» Your objective
Determine how many lines in the listing below contain "Displacement", then give only that number.

» Dataset extract

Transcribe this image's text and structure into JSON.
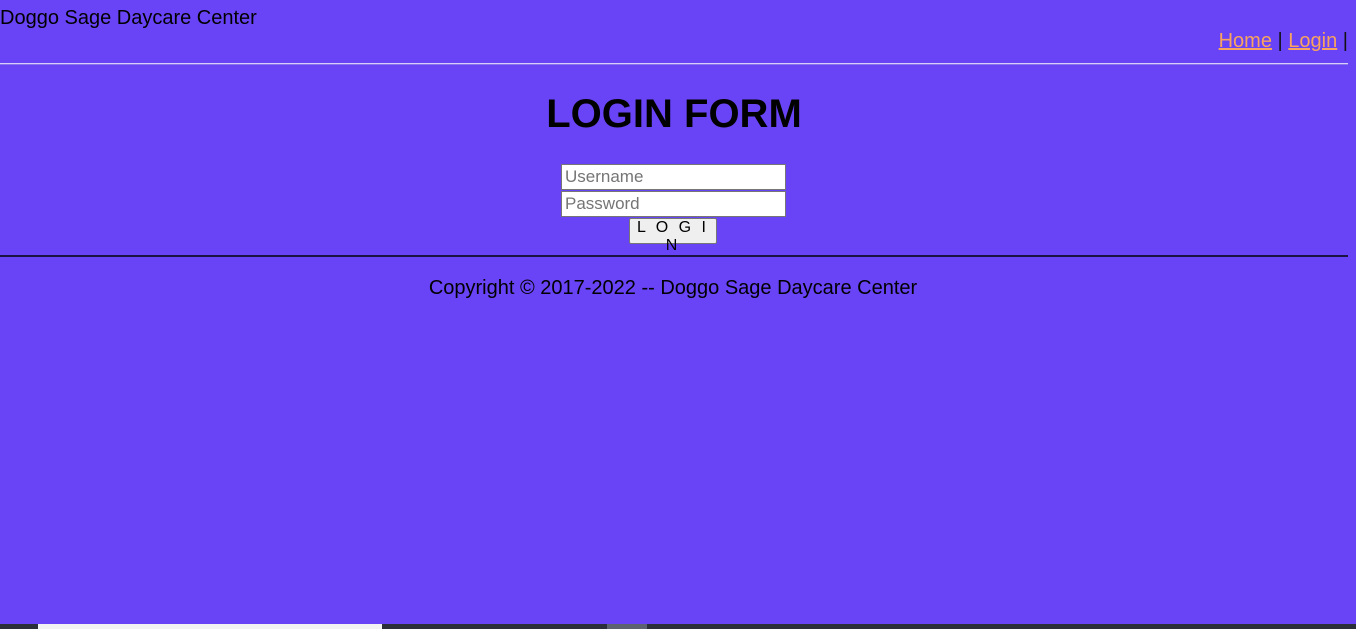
{
  "header": {
    "site_title": "Doggo Sage Daycare Center",
    "nav": {
      "home_label": "Home",
      "separator": "|",
      "login_label": "Login",
      "trailing_separator": "|"
    }
  },
  "login_form": {
    "title": "LOGIN FORM",
    "username_placeholder": "Username",
    "username_value": "",
    "password_placeholder": "Password",
    "password_value": "",
    "submit_label": "L O G I N"
  },
  "footer": {
    "copyright": "Copyright © 2017-2022 -- Doggo Sage Daycare Center"
  },
  "colors": {
    "background": "#6943f6",
    "link": "#f8a35e",
    "text": "#000000"
  }
}
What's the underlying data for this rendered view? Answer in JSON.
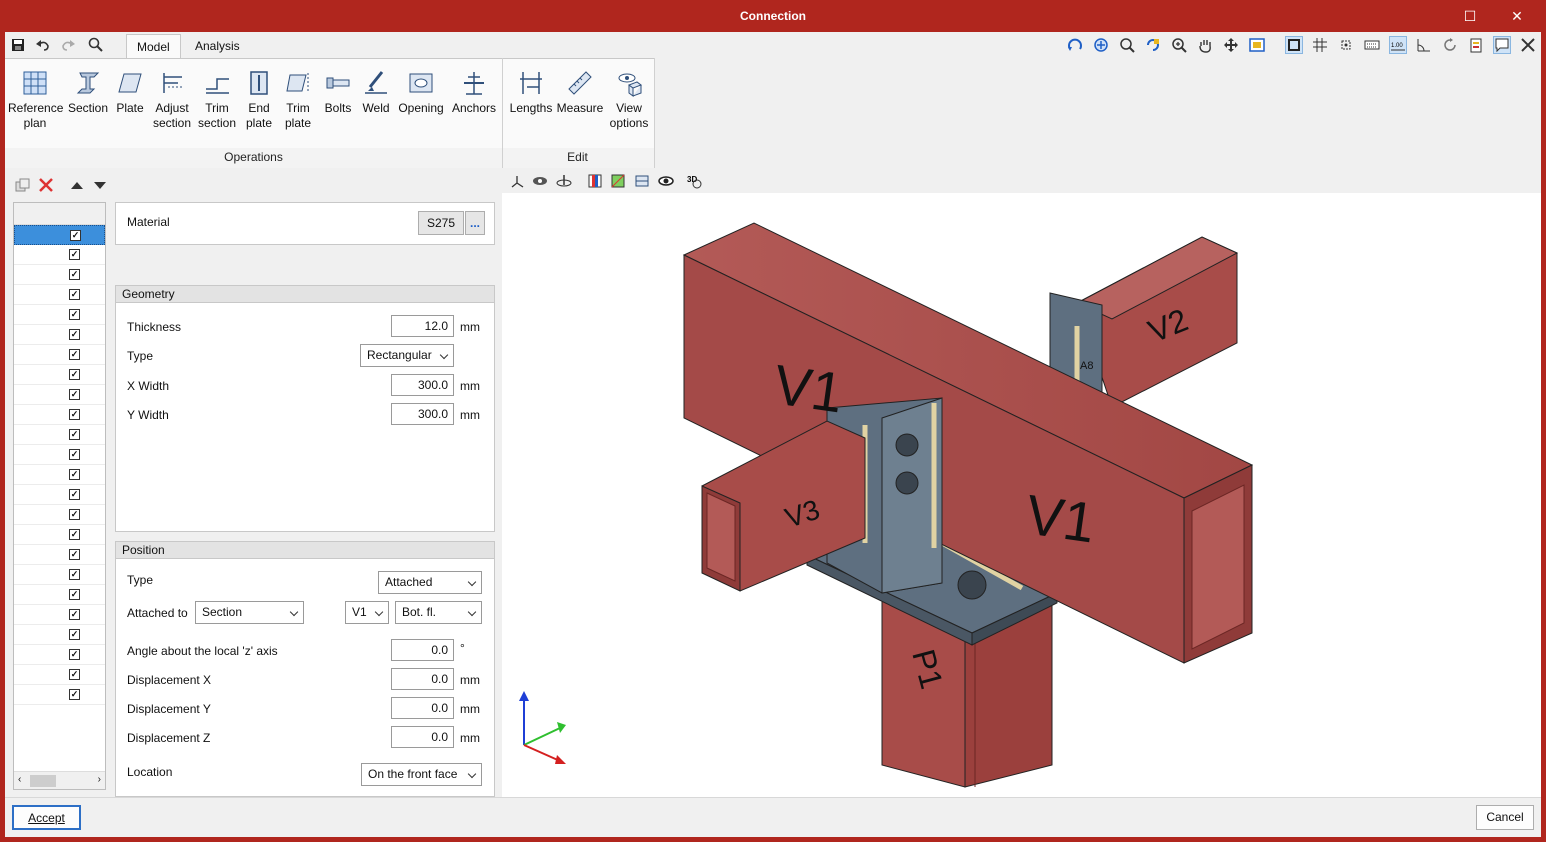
{
  "window": {
    "title": "Connection",
    "minimize_glyph": "—",
    "maximize_glyph": "☐",
    "close_glyph": "✕"
  },
  "tabs": [
    {
      "label": "Model"
    },
    {
      "label": "Analysis"
    }
  ],
  "ribbon": {
    "groups": [
      {
        "label": "Operations"
      },
      {
        "label": "Edit"
      }
    ],
    "operations": [
      {
        "label": "Reference\nplan",
        "icon": "grid-plan-icon"
      },
      {
        "label": "Section",
        "icon": "i-beam-icon"
      },
      {
        "label": "Plate",
        "icon": "plate-icon"
      },
      {
        "label": "Adjust\nsection",
        "icon": "adjust-section-icon"
      },
      {
        "label": "Trim\nsection",
        "icon": "trim-section-icon"
      },
      {
        "label": "End\nplate",
        "icon": "end-plate-icon"
      },
      {
        "label": "Trim\nplate",
        "icon": "trim-plate-icon"
      },
      {
        "label": "Bolts",
        "icon": "bolts-icon"
      },
      {
        "label": "Weld",
        "icon": "weld-icon"
      },
      {
        "label": "Opening",
        "icon": "opening-icon"
      },
      {
        "label": "Anchors",
        "icon": "anchors-icon"
      }
    ],
    "edit": [
      {
        "label": "Lengths",
        "icon": "lengths-icon"
      },
      {
        "label": "Measure",
        "icon": "measure-icon"
      },
      {
        "label": "View\noptions",
        "icon": "view-options-icon"
      }
    ]
  },
  "form": {
    "material": {
      "label": "Material",
      "value": "S275",
      "more": "..."
    },
    "geometry": {
      "title": "Geometry",
      "thickness": {
        "label": "Thickness",
        "value": "12.0",
        "unit": "mm"
      },
      "type": {
        "label": "Type",
        "value": "Rectangular"
      },
      "x_width": {
        "label": "X Width",
        "value": "300.0",
        "unit": "mm"
      },
      "y_width": {
        "label": "Y Width",
        "value": "300.0",
        "unit": "mm"
      }
    },
    "position": {
      "title": "Position",
      "type": {
        "label": "Type",
        "value": "Attached"
      },
      "attached_to": {
        "label": "Attached to",
        "value": "Section",
        "member": "V1",
        "face": "Bot. fl."
      },
      "angle": {
        "label": "Angle about the local 'z' axis",
        "value": "0.0",
        "unit": "°"
      },
      "disp_x": {
        "label": "Displacement X",
        "value": "0.0",
        "unit": "mm"
      },
      "disp_y": {
        "label": "Displacement Y",
        "value": "0.0",
        "unit": "mm"
      },
      "disp_z": {
        "label": "Displacement Z",
        "value": "0.0",
        "unit": "mm"
      },
      "location": {
        "label": "Location",
        "value": "On the front face"
      }
    }
  },
  "list": {
    "rows": 24,
    "checked": true
  },
  "model": {
    "labels": [
      "V1",
      "V1",
      "V2",
      "V3",
      "P1",
      "A8"
    ],
    "member_color": "#a44a48"
  },
  "footer": {
    "accept": "Accept",
    "cancel": "Cancel"
  }
}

» The completed task
3